Furthermore, it amends Nevada’s catch-all limitations statute to state that all claims without an express statute of limitations period must be commenced within four years after the cause of action accrues “regardless of whether the underlying cause of action is analogous to that of any other cause of action with a statute of limitations expressly prescribed by law.”
The Nevada legal community has long debated whether employees have a private right of action to sue their employers for failing to pay wages when due or whether they are limited to filing a complaint with Nevada’s Labor Commissioner. Now, Senate Bill 245 clarifies that employees may sue their former employers for failing to pay their wages, compensation, or salary (but not bonuses or profit-sharing arrangements) within the required timelines (NRS 608.020–608.050) after the voluntary or involuntary termination of their employment. Indeed, the law specifies that the Labor Commissioner has no jurisdiction over such a claim while an employee’s lawsuit is pending.
In addition, the new law limits the Labor Commissioner’s jurisdiction over union employee wage claims. The Labor Commissioner may not take jurisdiction of the wage claim if the collective bargaining agreement provides an exclusive remedy or other relief for a violation of the agreement unless:
The agreement’s remedies and appeals have been exhausted; or
The Labor Commissioner determines that the remedies provided by the agreement are inadequate, unavailable, or nonbinding.
Further, once the Labor Commissioner assumes jurisdiction, the Labor Commissioner is required to “determine [the employer’s] compliance with all labor laws of this State[.]”
Following the lead of other jurisdictions, Senate Bill 293 imposes new restrictions on when employers and employment agencies may request and use an applicant or employee’s wage or salary history, and requirements for disclosure of the wage range or rate for a position.
Under the law, employers may not:
Seek applicants’ “wage or salary history”;
Use applicants’ wage or salary history to determine whether to hire them or determine their rate of pay; or
Discriminate or retaliate (e.g., refuse to interview, hire, promote, or employ) against applicants for refusing to provide their wage or salary history.
“Wage or salary history” means:
the wages or salary paid to an applicant for employment by the current or former employer of the applicant.
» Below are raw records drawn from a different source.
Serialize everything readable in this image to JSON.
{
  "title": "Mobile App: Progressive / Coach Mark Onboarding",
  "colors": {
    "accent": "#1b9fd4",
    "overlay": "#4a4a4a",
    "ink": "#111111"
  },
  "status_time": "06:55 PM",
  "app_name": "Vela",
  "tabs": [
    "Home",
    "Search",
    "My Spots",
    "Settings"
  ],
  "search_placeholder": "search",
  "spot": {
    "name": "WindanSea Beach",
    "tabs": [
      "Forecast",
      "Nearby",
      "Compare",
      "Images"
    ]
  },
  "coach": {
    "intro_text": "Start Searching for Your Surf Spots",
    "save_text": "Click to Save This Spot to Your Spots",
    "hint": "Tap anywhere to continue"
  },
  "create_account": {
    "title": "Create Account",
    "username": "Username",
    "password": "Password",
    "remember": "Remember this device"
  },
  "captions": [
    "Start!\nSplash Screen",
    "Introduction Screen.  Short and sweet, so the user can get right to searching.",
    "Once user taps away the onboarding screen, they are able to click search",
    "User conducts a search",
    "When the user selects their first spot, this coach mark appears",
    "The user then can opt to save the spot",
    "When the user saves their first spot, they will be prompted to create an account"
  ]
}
The term includes, without limitation, any compensation and benefits received by the applicant from his or her current or former employer.
Employers may ask applicants about their compensation expectations.
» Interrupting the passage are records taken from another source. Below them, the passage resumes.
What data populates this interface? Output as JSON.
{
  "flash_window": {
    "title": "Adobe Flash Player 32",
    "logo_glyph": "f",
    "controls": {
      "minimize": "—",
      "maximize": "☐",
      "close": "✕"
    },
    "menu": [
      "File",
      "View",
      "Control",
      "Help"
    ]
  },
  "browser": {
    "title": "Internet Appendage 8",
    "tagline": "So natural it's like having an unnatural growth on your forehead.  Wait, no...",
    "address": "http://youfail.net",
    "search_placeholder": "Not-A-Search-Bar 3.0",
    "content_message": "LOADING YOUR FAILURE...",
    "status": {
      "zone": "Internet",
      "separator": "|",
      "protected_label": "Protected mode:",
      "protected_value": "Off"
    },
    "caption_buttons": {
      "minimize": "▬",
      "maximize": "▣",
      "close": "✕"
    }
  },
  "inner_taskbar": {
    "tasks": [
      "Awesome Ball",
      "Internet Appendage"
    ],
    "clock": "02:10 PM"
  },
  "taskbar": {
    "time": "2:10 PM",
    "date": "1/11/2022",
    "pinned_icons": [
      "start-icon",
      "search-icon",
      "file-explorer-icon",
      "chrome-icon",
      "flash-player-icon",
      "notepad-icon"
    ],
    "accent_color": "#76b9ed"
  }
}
The law also requires that employers disclose the wage or salary range or rate for a position to applicants for employment who have interviewed for the position. Further, employers must disclose the wage or salary range or rate for a position to existing employees seeking promotion or transfer to that position if the employee has
Applied for promotion or transfer to the position;
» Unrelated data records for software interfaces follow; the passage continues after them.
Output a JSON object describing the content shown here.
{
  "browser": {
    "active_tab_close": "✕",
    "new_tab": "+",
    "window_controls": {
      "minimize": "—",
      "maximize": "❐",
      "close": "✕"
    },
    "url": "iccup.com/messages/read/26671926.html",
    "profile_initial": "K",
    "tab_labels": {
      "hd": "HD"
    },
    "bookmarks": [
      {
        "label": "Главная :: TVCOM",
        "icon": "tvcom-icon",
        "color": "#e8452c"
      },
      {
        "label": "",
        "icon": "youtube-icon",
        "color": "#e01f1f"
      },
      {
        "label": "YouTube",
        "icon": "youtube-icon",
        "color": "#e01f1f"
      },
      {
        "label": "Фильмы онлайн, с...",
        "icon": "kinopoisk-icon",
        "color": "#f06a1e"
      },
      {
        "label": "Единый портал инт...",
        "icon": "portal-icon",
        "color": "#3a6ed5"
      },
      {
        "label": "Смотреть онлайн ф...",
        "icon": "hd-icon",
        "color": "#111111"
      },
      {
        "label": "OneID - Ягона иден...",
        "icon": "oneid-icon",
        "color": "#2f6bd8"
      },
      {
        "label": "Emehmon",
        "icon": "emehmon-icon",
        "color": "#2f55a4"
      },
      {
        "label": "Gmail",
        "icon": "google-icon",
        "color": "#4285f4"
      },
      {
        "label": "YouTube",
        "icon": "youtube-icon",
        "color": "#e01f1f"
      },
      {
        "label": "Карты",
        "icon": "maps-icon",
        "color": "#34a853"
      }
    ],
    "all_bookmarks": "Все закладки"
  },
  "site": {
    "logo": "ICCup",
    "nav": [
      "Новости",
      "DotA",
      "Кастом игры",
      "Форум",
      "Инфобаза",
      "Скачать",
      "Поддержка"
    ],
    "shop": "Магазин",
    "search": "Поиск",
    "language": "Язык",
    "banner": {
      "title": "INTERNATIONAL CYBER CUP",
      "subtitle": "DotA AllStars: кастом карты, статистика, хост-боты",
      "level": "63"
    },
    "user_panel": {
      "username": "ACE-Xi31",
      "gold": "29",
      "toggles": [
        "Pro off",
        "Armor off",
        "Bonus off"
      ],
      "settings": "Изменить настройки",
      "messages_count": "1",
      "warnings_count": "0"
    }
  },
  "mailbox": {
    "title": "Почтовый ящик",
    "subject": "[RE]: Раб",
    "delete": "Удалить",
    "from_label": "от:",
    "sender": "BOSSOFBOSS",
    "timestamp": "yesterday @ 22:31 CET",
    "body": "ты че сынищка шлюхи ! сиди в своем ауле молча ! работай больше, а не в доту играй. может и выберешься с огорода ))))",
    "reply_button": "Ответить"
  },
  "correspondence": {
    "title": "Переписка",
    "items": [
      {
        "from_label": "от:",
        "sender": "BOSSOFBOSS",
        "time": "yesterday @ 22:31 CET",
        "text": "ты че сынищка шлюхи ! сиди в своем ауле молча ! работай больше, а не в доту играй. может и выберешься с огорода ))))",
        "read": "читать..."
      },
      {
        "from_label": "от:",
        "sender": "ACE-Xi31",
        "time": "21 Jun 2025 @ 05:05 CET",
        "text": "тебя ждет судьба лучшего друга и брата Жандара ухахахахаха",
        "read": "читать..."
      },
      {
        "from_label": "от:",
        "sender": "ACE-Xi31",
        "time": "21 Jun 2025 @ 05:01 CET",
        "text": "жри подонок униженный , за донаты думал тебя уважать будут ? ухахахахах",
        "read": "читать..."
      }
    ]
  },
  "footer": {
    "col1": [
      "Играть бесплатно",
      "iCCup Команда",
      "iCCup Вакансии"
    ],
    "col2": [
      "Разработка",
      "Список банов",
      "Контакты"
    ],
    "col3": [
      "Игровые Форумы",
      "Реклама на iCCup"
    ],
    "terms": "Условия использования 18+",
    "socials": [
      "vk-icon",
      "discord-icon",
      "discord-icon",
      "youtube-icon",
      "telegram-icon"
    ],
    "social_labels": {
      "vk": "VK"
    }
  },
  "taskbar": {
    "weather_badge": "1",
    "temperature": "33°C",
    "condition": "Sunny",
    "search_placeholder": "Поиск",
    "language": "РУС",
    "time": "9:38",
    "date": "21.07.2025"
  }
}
Completed an interview for or been offered the promotion or transfer; and
Requested the wage or salary range or rate for the position.
If an individual believes their rights under the law have been violated, they must first file a complaint with the Nevada Labor Commissioner. The Labor Commissioner may investigate and, if a violation is found, recover its investigative costs and attorneys’ fees and impose an administrative penalty up to $5,000 per violation. If 180 days have passed since the filing of the complaint, the Labor Commissioner, upon request, must issue the individual a right-to-sue notice. The individual then has 90 days to file suit against the “person named in the complaint” or any such claim is time-barred.
Existing law already prohibits employers from discriminating on the basis of race. Now, Senate Bill 327 defines “race” in NRS 613.310 to mean “traits associated with race, including, without limitation, hair texture and protective hairstyles.” “Protective hairstyles” includes, “without limitation, hairstyles such as natural hairstyles, afros, bantu knots, curls, braids, locks and twists.”
Next Steps for Employers
To ensure compliance with the new statutes, Nevada employers should carefully review their provisions and adjust their employment practices accordingly with the help of an experienced employment attorney.